In my role as a Consulting SE for RoundTower, I often perform assessments of our customers' storage environments. When those customers use NetApp storage and it's under support, I have a wealth of tools at hand via the ActiveIQ portal to help understand how they use they manage their storage systems and the data they hold. Unfortunately, I often find myself working with customers that I don't have direct partner-level access to their systems via the ActiveIQ portal or the customer has perhaps held some systems well past their expected service life and they're running with 3rd party hardware replacement support only.
I've been invited to join the NetApp A-Team! The A-Team is described as "a select group of our most passionate customers and partners who evangelize the benefits of NetApp solutions." We are advocates for NetApp's technologies. I'll share what I find interesting and valuable about NetApp's offerings. In return, I have some exclusive access as part of the A-Team to review some of their in development solutions and provide feedback from my point of view as a technology partner.
For some time now I've had a setup with OpenVPN that provided connectivity back to my house and allowed me to optionally send my internet traffic through the VPN tunnel and my house. Wireguard is an interesting project that provides a simplified peer-to-peer VPN tunnel capability that I've been interested in trying out. Pi-Hole is a project that provides "network wide ad-blocking" by providing a caching DNS server and blocklists.
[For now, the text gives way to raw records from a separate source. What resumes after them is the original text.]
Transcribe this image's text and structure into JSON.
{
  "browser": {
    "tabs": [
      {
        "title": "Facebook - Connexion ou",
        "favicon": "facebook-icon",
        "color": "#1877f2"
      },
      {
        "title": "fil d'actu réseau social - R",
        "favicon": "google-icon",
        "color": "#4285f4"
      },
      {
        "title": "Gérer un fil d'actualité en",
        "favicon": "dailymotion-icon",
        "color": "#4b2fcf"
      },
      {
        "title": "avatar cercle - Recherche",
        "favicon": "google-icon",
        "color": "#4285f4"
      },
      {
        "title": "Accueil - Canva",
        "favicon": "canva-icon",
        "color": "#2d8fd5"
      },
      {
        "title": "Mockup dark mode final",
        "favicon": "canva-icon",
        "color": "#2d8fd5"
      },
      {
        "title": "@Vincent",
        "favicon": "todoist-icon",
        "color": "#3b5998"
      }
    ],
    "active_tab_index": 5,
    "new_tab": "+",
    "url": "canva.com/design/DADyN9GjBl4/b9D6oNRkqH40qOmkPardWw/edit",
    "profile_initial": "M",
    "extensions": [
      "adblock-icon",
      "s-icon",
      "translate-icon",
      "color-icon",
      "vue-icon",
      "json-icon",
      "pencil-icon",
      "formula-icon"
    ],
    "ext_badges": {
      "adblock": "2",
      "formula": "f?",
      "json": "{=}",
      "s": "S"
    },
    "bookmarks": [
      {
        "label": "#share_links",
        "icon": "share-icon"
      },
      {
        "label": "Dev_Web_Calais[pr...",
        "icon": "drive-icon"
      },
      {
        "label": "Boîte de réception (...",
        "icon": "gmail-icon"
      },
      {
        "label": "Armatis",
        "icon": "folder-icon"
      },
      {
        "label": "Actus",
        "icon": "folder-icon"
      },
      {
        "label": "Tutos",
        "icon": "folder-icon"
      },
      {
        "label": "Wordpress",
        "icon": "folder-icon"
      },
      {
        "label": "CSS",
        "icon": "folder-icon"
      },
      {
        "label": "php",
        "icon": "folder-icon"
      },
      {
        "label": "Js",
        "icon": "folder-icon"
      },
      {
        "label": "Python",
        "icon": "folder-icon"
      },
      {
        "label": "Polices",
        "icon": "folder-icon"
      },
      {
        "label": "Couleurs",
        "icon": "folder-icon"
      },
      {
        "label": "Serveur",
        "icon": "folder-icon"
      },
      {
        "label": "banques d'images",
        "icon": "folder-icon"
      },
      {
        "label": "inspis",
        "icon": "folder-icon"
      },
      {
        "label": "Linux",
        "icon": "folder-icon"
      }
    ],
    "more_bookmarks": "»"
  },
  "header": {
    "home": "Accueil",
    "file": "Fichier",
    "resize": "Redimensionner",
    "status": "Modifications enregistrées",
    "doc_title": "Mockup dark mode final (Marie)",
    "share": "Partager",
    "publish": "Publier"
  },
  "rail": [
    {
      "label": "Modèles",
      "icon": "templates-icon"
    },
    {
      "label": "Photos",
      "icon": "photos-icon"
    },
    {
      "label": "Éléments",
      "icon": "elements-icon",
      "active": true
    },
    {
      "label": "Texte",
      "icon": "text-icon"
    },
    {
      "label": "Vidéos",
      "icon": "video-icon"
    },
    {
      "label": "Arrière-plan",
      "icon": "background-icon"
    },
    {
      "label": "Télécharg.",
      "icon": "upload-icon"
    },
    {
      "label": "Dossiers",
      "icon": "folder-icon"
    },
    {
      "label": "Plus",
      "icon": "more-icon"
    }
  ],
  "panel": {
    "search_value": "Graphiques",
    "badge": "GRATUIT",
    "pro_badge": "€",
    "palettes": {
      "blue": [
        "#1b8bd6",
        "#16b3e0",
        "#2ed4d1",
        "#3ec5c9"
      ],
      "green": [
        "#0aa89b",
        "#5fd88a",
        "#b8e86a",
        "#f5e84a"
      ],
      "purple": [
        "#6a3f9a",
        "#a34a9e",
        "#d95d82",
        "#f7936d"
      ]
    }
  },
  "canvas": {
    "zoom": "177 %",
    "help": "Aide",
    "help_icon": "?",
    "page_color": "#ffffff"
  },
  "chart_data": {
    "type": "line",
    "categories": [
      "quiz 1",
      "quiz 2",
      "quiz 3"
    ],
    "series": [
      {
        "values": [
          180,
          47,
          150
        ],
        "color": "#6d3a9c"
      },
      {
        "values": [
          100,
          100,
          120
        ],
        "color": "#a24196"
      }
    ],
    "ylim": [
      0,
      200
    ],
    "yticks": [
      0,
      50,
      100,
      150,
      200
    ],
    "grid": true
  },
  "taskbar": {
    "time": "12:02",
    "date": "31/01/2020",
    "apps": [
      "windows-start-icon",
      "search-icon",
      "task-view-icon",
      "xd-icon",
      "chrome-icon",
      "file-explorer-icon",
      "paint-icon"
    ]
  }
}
I've been listening to a few Linux podcasts lately and heard some rave reviews of Nextcloud. Dropbox has recently introduced some new charges for their services and this prompted me to take a look at my options to see if I want to continue using Dropbox and start paying for advanced services (more storage, more devices, etc) or do something different. Nextcloud presents an alternative with a lot of the key features and benefits of Dropbox and similar services with the added benefit that I own the service myself.
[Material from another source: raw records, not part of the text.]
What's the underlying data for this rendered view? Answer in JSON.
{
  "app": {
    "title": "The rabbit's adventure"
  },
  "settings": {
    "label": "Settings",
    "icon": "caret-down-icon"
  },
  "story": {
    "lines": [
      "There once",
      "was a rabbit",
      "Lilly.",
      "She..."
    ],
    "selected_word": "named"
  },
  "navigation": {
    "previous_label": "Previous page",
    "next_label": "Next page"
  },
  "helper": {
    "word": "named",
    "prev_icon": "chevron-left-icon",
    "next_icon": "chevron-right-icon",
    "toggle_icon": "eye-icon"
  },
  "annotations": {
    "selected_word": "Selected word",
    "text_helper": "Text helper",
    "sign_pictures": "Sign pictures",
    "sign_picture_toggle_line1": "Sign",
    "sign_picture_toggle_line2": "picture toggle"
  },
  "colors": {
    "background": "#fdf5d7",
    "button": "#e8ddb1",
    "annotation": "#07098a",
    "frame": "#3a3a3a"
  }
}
Julie Evans (@bork) has been posting fantastic little cartoons describing different UNIX commands. I learn a little something new from every single post along with its comments. She posted this little gem about the top command: <blockquote class="twitter-tweet" data-lang="en"><p lang="und" dir="ltr">top <a href="https://t.co/RV51i3K65n">pic.twitter.com/RV51i3K65n</a></p>— 🔎Julia Evans🔍 (@b0rk) <a href="https://twitter.com/b0rk/status/1022331694811099137?ref_src=twsrc%5Etfw">July 26, 2018</a></blockquote> <script async src="https://platform.twitter.com/widgets.js" charset="utf-8"></script> She then followed that up with a link to one of her sources for understanding top and in particular what the "load average" represents on Linux.
Intro I often do work with customers moving legacy NetApp 7-mode systems to current ONTAP. This is termed as transition In NetApp parlance and they provide extensive tools to evaluate, plan and execute a transition. In the ideal situation, NetaApp's 7mTT tool is used to orchestrate all of the transition work. However, customer systems and requirements may not make that entirely possible. Customers may have old 32-bit aggregates and volumes, for example, and they may not want to negotiate an additional maintenance window to upgrade an old 7-mode filer to a new version to gain the capability to update those aggregates to 64-bit.
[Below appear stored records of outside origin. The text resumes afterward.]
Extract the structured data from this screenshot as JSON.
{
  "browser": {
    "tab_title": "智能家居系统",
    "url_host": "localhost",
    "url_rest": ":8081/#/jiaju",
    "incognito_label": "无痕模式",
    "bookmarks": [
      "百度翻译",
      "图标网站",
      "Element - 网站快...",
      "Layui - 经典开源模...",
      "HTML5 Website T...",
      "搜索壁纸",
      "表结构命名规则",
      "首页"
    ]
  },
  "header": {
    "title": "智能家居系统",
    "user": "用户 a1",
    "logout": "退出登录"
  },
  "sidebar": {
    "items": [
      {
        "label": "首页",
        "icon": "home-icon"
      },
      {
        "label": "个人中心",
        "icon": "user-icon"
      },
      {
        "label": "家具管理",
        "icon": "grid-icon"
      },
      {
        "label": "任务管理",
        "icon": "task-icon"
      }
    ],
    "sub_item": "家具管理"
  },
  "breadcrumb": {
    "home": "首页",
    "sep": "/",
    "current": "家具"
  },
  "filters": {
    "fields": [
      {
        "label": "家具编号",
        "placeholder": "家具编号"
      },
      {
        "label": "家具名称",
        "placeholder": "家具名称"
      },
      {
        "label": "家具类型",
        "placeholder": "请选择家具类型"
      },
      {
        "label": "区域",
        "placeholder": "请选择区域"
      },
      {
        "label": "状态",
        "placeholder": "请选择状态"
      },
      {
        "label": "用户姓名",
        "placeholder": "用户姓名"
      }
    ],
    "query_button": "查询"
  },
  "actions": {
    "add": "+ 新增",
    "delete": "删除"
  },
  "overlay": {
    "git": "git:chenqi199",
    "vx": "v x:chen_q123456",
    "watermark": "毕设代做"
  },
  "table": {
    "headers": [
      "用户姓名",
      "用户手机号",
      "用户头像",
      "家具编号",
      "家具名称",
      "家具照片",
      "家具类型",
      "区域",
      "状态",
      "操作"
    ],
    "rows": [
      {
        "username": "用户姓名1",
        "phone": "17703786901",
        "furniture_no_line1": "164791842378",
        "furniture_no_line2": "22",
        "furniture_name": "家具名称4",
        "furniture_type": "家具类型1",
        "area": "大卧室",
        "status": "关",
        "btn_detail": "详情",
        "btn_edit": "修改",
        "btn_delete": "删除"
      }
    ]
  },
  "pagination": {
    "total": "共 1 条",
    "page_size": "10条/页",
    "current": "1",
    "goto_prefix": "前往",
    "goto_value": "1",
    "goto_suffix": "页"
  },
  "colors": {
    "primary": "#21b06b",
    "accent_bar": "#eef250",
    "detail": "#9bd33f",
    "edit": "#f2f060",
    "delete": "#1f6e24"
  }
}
I do some work with customers transitioning from 7-mode to modern ONTAP (Clustered Data OnTap). When you transition with the excellent 7mtt tool it helpfully transitions snapshots made on the source system to the new system and optionally will duplicate the snapshot schedule on the old system using the new snapshot policies capability. However, the old snapshots from 7-mode are not automatically rolled off. Removal of those old snapshots is left to the administrator.
I decided recently to make the switch from jekyll to hugo for my site. I do most of my writing in org mode rather than markdown these days inside of spacemacs . I'd looked into numerous ways of easing the workflow for generating new posts. Since I'm already taking notes in org mode, converting those notes into a post should be simple. But generating the site in jekyll was less so.
With the start of the new year comes a fresh start for me as a Consulting Systems Engineer in the Data Center Infrastructure practice at RoundTower Technologies . My areas of focus including Data Storage and Data Protection. I'll provide pre-sales consulting and assessments not just in Louisiana but potentially throughout RoundTower territory. It's a big step up for me and I'm excited about the opportunity. RoundTower is keenly focused on two things: Technical excellence: We want to bring the highest level of technical knowledge and capability to our customers.
Intro My goal is to explore the Nutanix APIs provided by Prism and Acropolis Hypervisor and automate deployment of AHV virtual machines. I am looking at implementing CoreOS "container linux" VMs with an eye towards hosting applications on a Kubernetes (k8s) cluster for testing and learning purposes. This is similar to working with public cloud (eg. ec2) but in a "private cloud" environment. Nutanix provides RESTful APIs to work with as does coreos and all of its component pieces.